Robert Nason
Whitestone, NY

To the editor:
Despite a long career as a professor of American literature, I never got around to reading Mr. Sammler’s Planet. Thank you for drawing my attention to this egregious neglect. Your review is a powerful presentation of the sense of despair that gripped America, and from which our nation has yet to recover. Obama brilliantly exploits our yearning for hope and renewal, but I fear that he is adept only at three-card monte.

Frank Gado
White River Junction, VT

Surrender

To the editor:
Great article [Bruce Bawer, “An Anatomy of Surrender,” Spring 2008]. Rowan Williams’s quotation was hilarious. It is interesting to compare the Muslims’ worldwide riots in response to the Danish cartoons with our own virtual nonresponse to events like 7/7. The West is not the “House of War”—it is the “House of Sheep.”

Sarah Bellum
Thousand Oaks, CA

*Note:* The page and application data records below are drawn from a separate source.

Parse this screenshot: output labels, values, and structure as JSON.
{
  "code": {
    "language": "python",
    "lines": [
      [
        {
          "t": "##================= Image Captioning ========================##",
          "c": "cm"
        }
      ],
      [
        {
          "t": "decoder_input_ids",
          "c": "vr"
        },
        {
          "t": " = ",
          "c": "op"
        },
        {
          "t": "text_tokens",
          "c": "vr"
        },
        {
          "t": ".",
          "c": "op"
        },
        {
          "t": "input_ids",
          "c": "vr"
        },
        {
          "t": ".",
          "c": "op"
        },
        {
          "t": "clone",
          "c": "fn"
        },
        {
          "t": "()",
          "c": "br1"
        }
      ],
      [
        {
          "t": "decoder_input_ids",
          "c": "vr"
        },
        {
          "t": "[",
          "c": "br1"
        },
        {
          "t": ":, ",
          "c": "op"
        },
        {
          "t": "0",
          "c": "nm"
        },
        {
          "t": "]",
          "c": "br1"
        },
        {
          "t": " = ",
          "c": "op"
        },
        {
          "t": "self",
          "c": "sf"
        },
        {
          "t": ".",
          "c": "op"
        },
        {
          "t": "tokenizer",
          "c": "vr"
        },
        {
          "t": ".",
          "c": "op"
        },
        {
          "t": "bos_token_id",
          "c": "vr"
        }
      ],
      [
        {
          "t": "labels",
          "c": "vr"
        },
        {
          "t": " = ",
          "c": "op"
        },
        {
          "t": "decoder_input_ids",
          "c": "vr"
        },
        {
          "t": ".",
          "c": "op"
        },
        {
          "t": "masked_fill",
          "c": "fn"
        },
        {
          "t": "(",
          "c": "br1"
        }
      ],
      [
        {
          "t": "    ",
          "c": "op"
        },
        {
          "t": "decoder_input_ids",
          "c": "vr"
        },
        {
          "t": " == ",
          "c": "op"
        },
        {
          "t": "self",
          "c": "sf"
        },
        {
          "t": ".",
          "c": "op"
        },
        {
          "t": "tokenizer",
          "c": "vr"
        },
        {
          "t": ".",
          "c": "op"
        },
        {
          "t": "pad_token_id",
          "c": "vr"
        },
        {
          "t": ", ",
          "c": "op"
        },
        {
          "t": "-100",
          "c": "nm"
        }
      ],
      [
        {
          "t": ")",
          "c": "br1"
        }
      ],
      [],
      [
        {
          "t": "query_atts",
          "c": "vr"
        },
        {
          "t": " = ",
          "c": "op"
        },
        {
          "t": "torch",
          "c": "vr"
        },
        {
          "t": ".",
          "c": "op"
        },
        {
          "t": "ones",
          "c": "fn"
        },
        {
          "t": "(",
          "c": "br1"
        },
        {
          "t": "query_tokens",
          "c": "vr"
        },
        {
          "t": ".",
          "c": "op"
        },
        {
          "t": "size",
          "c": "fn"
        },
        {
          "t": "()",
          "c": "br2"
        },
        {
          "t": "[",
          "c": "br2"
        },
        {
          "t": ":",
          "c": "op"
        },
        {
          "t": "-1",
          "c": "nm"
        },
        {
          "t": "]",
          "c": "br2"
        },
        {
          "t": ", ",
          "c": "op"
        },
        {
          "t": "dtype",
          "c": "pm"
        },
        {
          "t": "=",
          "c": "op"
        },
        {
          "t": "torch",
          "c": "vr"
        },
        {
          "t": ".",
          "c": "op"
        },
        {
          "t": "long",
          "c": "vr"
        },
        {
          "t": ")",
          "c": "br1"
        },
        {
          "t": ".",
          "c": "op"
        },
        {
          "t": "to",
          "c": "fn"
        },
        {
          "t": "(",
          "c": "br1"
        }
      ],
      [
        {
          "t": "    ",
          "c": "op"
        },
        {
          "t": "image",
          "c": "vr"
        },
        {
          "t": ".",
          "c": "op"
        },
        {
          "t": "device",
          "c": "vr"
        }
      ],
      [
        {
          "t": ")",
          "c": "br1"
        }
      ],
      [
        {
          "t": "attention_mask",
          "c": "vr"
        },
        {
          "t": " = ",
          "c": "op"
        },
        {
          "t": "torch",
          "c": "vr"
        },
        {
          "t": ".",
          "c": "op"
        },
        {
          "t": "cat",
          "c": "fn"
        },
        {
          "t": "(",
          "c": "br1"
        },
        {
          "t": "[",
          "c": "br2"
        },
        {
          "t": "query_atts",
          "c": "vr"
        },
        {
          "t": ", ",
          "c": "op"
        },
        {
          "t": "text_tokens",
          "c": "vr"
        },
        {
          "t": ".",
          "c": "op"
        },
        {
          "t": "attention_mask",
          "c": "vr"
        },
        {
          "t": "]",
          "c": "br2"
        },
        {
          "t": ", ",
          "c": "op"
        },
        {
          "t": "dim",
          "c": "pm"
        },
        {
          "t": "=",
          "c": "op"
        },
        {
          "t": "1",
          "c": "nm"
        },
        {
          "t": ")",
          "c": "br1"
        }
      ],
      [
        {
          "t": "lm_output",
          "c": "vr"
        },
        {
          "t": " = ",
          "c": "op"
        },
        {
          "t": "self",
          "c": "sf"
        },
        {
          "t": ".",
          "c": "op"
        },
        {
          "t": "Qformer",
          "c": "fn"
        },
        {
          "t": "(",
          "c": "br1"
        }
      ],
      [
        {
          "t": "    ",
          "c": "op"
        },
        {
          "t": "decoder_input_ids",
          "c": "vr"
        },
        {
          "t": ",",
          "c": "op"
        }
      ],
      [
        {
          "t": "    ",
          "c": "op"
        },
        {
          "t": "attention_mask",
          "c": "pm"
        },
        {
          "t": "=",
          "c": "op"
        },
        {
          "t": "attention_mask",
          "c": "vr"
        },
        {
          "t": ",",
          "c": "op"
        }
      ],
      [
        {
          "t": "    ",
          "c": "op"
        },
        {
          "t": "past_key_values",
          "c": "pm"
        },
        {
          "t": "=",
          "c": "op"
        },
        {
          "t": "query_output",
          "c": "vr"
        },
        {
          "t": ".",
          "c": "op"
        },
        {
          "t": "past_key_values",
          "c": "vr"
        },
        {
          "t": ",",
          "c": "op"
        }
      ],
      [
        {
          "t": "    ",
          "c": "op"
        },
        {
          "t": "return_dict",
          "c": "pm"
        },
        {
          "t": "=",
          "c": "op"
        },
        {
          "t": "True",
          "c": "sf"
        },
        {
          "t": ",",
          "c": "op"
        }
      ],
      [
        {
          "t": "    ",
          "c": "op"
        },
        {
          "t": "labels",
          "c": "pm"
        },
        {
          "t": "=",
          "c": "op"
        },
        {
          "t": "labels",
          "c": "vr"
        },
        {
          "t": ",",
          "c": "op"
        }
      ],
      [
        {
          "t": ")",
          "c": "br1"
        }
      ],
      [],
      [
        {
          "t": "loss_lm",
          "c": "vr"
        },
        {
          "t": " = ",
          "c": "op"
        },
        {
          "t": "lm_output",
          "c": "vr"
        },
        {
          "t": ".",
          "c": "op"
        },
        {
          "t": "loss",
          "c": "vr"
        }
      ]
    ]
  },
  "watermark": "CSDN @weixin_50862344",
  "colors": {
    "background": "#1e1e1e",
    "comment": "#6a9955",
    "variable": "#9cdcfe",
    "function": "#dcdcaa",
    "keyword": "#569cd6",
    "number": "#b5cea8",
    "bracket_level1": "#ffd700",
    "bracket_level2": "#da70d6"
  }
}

To the editor:
I’ve followed Bruce Bawer’s writing over the years, and I’m grateful for his honest and intelligent approach to this craziness we in the West find ourselves confronting. Multiculturalism and political correctness must be fought tirelessly in order for our way of life to prevail. I’m reminded of a quotation from James Baldwin: “Not everything that is faced can be changed, but nothing can be changed until it is faced.”

Deborah Durkee
Marietta, GA

To the editor:
It would appear that a philosophy built on secular humanism is incapable of defending the freedoms under which secular humanism can flourish. Mr. Bawer winds up his article by saying that the U.S. has been more effective than Europe in combating Islamofascism because of the First Amendment. I disagree. American society has not yet succumbed to the Islamists because we have many more churchgoers than Europe does. The very people whom the Left in the U.S. and in Europe hold in contempt are the ones defending Western values. So much for the man of the Left who says, “I disagree with what you say but will defend to the death your right to say it.” Hah. They haven’t got the guts.

Timothy Nelson
Lansdowne, PA

Crime and Race

To the editor:
The American situation [Heather Mac Donald, “Is the Criminal-Justice System Racist?,” Spring 2008] is exactly mirrored in Britain. The courts have a disproportionate caseload involving young blacks because they commit a disproportionate number of crimes. By contrast, the Chinese are probably the most law-abiding community in Britain. I have never seen one in court.

Brian Gunn
Justice of the Peace
Nottingham County, England